-- Opening Marker --

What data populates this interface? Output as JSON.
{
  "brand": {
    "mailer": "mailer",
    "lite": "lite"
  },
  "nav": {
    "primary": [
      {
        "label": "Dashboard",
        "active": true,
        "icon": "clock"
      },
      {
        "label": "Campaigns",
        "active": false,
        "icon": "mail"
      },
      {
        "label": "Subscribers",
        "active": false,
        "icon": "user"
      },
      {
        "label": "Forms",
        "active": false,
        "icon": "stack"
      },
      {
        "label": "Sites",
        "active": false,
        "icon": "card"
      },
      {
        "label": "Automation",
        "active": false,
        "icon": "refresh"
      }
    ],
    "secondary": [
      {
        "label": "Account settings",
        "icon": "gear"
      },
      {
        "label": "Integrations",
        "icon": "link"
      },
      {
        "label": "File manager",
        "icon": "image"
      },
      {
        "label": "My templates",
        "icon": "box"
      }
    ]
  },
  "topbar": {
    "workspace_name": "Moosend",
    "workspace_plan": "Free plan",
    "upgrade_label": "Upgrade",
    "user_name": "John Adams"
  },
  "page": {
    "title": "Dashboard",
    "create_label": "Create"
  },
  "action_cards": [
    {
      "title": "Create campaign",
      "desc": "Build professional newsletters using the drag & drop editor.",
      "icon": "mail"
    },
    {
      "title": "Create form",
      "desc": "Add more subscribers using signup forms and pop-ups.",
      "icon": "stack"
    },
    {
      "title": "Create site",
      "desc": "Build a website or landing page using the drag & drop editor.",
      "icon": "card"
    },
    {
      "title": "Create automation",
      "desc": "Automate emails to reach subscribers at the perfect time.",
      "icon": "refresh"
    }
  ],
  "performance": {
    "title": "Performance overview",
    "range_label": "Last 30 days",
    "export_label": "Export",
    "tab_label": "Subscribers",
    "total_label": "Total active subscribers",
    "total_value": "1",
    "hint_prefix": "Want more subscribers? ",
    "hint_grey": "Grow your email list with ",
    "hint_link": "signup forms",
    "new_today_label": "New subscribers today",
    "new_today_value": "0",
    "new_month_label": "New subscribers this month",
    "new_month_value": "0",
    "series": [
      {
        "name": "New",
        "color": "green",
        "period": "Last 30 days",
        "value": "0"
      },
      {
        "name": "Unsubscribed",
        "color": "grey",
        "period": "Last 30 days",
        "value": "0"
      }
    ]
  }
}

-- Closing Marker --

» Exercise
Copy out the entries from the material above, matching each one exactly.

» Exercise result
What data populates this interface? Output as JSON.
{
  "brand": {
    "mailer": "mailer",
    "lite": "lite"
  },
  "nav": {
    "primary": [
      {
        "label": "Dashboard",
        "active": true,
        "icon": "clock"
      },
      {
        "label": "Campaigns",
        "active": false,
        "icon": "mail"
      },
      {
        "label": "Subscribers",
        "active": false,
        "icon": "user"
      },
      {
        "label": "Forms",
        "active": false,
        "icon": "stack"
      },
      {
        "label": "Sites",
        "active": false,
        "icon": "card"
      },
      {
        "label": "Automation",
        "active": false,
        "icon": "refresh"
      }
    ],
    "secondary": [
      {
        "label": "Account settings",
        "icon": "gear"
      },
      {
        "label": "Integrations",
        "icon": "link"
      },
      {
        "label": "File manager",
        "icon": "image"
      },
      {
        "label": "My templates",
        "icon": "box"
      }
    ]
  },
  "topbar": {
    "workspace_name": "Moosend",
    "workspace_plan": "Free plan",
    "upgrade_label": "Upgrade",
    "user_name": "John Adams"
  },
  "page": {
    "title": "Dashboard",
    "create_label": "Create"
  },
  "action_cards": [
    {
      "title": "Create campaign",
      "desc": "Build professional newsletters using the drag & drop editor.",
      "icon": "mail"
    },
    {
      "title": "Create form",
      "desc": "Add more subscribers using signup forms and pop-ups.",
      "icon": "stack"
    },
    {
      "title": "Create site",
      "desc": "Build a website or landing page using the drag & drop editor.",
      "icon": "card"
    },
    {
      "title": "Create automation",
      "desc": "Automate emails to reach subscribers at the perfect time.",
      "icon": "refresh"
    }
  ],
  "performance": {
    "title": "Performance overview",
    "range_label": "Last 30 days",
    "export_label": "Export",
    "tab_label": "Subscribers",
    "total_label": "Total active subscribers",
    "total_value": "1",
    "hint_prefix": "Want more subscribers? ",
    "hint_grey": "Grow your email list with ",
    "hint_link": "signup forms",
    "new_today_label": "New subscribers today",
    "new_today_value": "0",
    "new_month_label": "New subscribers this month",
    "new_month_value": "0",
    "series": [
      {
        "name": "New",
        "color": "green",
        "period": "Last 30 days",
        "value": "0"
      },
      {
        "name": "Unsubscribed",
        "color": "grey",
        "period": "Last 30 days",
        "value": "0"
      }
    ]
  }
}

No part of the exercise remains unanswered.